My name is Szymon Ratynski and I am a Spalding Grammar School student. As my work experience I chose to go to Maples Solicitors as I heard that here, I will be given the opportunity of going to the Court. Going to the Court has proved to be great fun as well as a great insight towards the life of Solicitors and the Magistrates. The cases were not as serious as murder but, some were assault or theft and was very interesting to me as I have always wondered what it is like in Court and to be honest I was not disappointed. The pressure and the worry is on everyone, especially the person being prosecuted as the atmosphere and procedure is very tense as they await for their sentence to be put to them.

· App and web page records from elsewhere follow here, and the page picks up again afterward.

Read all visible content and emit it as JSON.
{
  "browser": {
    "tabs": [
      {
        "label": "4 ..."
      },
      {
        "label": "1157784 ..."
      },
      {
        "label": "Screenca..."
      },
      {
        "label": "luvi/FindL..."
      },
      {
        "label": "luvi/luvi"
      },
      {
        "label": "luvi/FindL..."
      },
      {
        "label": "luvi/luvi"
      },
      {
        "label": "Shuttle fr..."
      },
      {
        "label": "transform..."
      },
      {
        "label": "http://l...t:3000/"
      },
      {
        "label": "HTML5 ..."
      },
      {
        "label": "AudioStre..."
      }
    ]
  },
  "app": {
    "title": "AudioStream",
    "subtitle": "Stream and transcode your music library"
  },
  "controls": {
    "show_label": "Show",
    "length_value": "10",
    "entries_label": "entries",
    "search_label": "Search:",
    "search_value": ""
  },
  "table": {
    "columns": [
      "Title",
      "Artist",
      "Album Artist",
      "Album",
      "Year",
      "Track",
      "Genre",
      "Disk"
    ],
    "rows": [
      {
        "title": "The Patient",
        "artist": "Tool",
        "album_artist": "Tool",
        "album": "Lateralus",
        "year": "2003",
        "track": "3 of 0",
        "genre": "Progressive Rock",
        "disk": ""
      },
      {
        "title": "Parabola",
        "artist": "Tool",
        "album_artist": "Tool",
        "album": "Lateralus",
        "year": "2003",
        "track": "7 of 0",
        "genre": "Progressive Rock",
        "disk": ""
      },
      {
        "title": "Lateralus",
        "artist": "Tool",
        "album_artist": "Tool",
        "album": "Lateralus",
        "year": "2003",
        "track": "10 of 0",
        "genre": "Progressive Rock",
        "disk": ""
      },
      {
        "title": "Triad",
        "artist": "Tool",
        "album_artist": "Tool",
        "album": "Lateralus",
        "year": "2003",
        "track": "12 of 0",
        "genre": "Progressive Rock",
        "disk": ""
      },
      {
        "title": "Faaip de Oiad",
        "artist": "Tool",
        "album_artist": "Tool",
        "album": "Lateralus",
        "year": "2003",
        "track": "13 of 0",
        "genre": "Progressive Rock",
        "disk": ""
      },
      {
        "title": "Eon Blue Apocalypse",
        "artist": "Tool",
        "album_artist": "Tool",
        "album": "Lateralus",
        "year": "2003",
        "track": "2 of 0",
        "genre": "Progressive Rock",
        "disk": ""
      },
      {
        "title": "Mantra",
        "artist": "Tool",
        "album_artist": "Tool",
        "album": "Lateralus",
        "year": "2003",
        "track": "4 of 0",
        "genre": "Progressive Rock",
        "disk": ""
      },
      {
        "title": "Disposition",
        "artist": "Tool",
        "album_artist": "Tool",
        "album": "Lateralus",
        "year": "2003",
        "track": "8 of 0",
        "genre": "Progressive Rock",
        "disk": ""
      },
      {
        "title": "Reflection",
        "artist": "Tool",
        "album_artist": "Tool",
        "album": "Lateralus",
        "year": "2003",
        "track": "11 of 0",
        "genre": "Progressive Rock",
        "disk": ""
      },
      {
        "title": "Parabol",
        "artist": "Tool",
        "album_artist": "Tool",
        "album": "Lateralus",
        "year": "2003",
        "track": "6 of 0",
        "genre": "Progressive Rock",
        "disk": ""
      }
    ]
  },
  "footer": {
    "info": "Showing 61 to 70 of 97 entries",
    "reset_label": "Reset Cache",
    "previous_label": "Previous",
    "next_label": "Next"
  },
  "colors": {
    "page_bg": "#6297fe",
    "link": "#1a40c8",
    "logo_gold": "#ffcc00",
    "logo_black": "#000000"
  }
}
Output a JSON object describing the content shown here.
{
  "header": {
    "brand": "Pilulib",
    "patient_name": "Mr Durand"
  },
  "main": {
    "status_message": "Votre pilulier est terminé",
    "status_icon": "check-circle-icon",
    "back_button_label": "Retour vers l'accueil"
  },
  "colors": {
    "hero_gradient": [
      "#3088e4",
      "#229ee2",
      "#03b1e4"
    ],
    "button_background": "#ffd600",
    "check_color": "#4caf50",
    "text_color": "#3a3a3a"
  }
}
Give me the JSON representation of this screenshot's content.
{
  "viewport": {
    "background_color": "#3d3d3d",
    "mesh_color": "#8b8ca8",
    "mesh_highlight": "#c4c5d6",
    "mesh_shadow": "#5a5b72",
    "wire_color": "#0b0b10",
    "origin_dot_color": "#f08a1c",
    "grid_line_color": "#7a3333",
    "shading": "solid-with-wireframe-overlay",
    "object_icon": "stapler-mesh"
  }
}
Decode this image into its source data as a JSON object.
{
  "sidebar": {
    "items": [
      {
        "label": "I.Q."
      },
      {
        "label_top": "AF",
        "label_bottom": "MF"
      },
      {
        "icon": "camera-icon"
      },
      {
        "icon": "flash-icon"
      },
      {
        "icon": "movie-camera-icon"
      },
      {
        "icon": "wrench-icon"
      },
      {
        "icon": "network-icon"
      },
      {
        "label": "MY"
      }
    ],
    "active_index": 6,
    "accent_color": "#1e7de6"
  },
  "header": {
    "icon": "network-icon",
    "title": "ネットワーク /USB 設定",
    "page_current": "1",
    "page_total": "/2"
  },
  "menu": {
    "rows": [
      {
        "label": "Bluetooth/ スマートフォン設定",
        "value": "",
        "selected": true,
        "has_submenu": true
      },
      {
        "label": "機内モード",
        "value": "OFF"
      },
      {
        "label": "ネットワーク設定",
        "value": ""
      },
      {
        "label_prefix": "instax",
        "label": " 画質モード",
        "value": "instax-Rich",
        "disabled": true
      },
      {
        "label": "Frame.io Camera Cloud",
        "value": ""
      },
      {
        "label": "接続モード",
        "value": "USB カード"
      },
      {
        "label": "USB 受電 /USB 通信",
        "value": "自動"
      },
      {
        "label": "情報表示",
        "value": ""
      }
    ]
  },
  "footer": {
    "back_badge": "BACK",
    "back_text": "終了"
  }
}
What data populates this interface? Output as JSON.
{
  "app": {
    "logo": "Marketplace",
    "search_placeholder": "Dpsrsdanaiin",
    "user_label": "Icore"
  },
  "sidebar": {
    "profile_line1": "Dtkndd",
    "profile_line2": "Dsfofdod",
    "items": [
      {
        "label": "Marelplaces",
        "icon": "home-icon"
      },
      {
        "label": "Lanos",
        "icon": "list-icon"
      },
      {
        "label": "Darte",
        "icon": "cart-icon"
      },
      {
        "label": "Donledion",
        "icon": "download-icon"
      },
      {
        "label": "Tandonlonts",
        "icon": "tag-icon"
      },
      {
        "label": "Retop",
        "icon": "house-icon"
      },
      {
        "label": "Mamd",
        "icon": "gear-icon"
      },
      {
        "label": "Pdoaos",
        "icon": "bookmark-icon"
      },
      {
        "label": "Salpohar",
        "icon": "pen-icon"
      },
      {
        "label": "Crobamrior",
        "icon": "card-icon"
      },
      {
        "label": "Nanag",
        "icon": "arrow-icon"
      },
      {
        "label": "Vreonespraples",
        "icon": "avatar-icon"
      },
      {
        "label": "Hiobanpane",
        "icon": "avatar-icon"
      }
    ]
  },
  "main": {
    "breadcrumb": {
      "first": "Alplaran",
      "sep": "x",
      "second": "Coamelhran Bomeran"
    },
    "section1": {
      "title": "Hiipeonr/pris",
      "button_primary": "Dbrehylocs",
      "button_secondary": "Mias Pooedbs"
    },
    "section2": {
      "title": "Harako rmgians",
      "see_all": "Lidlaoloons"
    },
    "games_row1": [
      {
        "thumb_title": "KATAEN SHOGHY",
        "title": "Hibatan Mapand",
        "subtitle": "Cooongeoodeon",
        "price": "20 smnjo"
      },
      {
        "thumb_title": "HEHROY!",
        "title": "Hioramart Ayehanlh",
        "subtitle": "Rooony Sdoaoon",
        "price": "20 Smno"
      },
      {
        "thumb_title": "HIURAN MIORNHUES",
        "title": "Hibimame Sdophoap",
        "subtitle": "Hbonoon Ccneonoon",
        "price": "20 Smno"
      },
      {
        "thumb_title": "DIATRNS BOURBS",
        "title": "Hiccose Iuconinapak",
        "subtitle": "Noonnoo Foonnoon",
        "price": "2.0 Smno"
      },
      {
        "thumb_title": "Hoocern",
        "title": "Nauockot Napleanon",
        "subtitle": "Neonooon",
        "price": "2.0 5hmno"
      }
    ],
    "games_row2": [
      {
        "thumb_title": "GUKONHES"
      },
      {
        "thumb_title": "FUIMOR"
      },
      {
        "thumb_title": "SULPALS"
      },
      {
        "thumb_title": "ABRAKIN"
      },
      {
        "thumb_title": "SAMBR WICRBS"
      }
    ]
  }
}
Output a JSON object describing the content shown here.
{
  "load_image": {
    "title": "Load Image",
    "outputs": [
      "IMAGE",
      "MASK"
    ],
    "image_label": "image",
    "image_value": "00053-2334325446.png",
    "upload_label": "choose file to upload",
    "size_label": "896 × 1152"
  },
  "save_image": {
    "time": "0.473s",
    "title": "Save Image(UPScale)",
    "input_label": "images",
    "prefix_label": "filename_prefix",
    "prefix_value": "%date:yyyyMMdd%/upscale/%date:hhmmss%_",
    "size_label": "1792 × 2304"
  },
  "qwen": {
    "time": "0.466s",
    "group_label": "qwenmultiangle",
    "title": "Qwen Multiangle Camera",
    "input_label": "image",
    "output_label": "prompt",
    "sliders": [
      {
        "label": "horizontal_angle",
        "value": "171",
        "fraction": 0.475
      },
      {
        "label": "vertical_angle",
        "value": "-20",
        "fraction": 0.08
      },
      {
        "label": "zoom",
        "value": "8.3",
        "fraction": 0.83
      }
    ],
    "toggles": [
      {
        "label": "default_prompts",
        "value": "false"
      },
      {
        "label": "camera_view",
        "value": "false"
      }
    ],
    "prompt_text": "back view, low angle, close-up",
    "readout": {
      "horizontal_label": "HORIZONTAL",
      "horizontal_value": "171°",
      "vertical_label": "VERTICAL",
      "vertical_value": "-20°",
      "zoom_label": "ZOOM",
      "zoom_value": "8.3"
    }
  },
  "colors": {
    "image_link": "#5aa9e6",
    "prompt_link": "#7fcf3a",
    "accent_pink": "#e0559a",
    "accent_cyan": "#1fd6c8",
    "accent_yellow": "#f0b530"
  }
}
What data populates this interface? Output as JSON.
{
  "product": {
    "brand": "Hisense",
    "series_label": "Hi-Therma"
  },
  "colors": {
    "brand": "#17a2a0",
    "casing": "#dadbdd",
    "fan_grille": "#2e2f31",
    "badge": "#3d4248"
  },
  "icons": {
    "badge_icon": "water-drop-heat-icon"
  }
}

As you enter the Magistrates Court there is a security check right at the entrance. If you possess a bag you will be asked to open it and show it to the security guard, and any coins or mobiles phones will be put in a tray. Then you will have to go through some sensors and if you BEEP, which you must hope not, then you will be searched. After this you sit down in the lobby and wait to be called in by someone. If you are just coming to watch and are not someone getting sentenced if the Court is already on you can go and enter quietly. Remember to bow to the Judge as that is very respectful.
When the defendant enters the Court room they will be sat on a small bench just in front of the Solicitors and the Magistrates The person will be prosecuted and the charges read out and if they have a solicitor, they will defend them. Of course a person guilty can represent themselves in Court if they want to.
If the defendant makes an early guilty plea this will usually end up with the sentence being less severe. I have really enjoyed my time in Court and I now know how everything runs. Now I know that this is the career I want to take on and become a solicitor. The best part in Court, in my opinion is when the solicitor of the defendant speaks as they have to point out the smallest details, because every detail can help the guilty decrease his sentence. In the Magistrates Court most sentences ended up with Community working hours and fines. I have also noticed that the bigger the persons wage the bigger the fine will be as different sums effect different people! Although the Solicitors can affect the sentence the Magistrates have the last say, so regardless of what you feel what the Magistrate says goes. In the near future I hope to end up in Court but not as a guilty person getting sentenced but, as a Defence Solicitor!
At the end the Defendant will be asked to go wait in the waiting room for the paper work to be done. They will then sign of some sheets and documents and go and serve the sentence and pay fines. They will be asked to return to Court after a certain time if they still have not paid the fines or completed e.g. Community hours. Some cases in the Court can be moved to a later date if the person charged is foreign and cannot speak English to an understandable level. As they will need the help of and interpreter.